### Data records
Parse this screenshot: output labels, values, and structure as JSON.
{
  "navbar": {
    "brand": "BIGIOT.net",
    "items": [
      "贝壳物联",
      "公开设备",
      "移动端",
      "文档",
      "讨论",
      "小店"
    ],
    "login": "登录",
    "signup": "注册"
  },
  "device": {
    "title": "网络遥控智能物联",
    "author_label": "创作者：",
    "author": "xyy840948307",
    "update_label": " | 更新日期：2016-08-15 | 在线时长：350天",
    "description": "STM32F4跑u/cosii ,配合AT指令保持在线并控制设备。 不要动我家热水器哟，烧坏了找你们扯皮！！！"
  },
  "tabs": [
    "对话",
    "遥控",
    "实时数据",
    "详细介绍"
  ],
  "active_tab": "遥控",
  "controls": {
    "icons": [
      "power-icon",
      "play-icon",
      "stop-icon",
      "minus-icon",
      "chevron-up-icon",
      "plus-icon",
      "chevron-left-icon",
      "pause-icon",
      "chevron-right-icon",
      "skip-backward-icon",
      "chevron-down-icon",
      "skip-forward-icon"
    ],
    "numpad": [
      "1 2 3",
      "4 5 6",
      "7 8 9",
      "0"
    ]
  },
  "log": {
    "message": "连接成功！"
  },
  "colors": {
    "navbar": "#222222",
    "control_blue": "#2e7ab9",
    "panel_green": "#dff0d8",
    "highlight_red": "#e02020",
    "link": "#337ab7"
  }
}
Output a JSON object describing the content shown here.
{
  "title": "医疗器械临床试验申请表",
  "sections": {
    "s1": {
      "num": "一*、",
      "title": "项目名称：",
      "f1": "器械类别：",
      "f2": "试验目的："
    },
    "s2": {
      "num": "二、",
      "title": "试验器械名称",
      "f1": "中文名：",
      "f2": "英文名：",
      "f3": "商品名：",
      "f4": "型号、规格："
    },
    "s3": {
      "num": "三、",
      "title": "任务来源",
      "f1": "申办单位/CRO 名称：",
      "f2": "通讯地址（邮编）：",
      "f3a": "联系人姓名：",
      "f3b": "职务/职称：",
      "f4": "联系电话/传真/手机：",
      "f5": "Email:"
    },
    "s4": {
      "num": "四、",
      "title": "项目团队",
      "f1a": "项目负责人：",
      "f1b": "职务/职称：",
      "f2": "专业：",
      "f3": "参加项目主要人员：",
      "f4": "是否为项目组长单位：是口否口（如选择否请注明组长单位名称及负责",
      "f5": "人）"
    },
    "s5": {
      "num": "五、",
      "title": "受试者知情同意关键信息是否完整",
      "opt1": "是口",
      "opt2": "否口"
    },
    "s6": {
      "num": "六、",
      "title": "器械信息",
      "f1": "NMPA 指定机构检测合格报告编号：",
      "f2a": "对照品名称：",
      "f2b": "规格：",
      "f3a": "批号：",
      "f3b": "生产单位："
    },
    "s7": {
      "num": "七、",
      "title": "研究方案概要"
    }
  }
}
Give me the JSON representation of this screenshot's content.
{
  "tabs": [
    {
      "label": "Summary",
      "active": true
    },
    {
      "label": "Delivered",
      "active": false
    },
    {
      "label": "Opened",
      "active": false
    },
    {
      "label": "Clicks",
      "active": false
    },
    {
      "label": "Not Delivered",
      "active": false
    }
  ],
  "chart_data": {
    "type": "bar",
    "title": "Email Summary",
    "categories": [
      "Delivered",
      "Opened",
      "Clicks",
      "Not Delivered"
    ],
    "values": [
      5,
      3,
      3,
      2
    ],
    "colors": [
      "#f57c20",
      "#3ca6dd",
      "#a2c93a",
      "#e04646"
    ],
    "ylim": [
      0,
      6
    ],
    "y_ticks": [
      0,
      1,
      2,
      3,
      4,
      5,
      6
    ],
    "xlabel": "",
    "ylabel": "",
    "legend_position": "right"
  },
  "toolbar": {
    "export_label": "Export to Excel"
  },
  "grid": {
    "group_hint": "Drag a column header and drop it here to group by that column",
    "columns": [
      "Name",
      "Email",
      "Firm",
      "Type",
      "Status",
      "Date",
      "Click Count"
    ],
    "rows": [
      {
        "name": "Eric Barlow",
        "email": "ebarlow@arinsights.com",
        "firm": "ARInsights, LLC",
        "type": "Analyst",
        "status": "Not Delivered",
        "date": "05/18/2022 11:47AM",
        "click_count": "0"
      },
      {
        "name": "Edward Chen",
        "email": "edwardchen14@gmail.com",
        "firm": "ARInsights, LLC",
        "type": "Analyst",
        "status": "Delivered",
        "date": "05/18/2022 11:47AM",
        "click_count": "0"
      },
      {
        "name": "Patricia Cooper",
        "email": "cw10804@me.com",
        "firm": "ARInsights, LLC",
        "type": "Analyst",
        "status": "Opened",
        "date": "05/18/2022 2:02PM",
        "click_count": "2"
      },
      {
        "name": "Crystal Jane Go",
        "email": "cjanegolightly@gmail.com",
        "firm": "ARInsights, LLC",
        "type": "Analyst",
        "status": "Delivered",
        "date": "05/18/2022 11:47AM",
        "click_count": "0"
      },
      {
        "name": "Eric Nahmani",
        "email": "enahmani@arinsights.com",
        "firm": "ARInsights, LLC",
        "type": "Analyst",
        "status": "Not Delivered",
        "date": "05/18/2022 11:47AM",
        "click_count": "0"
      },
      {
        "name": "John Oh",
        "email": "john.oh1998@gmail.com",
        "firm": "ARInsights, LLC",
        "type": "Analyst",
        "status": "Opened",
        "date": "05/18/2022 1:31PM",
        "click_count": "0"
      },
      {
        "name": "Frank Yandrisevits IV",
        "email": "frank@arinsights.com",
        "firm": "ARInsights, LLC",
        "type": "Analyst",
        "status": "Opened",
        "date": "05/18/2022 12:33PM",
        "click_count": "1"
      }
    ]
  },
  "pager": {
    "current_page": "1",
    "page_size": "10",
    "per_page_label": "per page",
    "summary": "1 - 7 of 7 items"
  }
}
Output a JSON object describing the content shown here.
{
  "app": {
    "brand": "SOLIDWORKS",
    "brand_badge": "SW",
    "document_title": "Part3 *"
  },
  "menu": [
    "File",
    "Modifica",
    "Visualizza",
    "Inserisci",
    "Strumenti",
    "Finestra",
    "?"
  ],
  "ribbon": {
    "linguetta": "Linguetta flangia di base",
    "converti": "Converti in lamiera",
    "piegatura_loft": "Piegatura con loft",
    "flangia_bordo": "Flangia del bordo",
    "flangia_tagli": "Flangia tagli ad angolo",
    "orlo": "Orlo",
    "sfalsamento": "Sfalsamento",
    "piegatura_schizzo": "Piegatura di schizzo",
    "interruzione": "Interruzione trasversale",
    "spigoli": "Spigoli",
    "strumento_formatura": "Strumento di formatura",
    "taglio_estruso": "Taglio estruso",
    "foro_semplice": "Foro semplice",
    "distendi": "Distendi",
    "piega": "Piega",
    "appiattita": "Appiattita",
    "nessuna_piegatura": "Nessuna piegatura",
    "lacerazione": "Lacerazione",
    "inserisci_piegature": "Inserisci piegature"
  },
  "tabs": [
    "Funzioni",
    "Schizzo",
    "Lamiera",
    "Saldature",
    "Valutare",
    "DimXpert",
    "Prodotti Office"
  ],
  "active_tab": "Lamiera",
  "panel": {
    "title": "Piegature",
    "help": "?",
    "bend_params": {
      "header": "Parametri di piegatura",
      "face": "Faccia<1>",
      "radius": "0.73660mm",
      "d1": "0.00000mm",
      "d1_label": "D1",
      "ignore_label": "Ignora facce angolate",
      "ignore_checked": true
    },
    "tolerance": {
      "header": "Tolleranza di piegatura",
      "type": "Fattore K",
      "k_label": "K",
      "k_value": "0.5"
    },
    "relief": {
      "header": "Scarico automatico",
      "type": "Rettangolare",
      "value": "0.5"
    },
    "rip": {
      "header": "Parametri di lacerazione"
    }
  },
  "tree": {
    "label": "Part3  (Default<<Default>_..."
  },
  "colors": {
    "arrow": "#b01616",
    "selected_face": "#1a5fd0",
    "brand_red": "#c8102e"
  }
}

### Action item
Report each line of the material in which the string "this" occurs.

### Finished exercise
Parse this screenshot: output labels, values, and structure as JSON.
Give me the JSON representation of this screenshot's content.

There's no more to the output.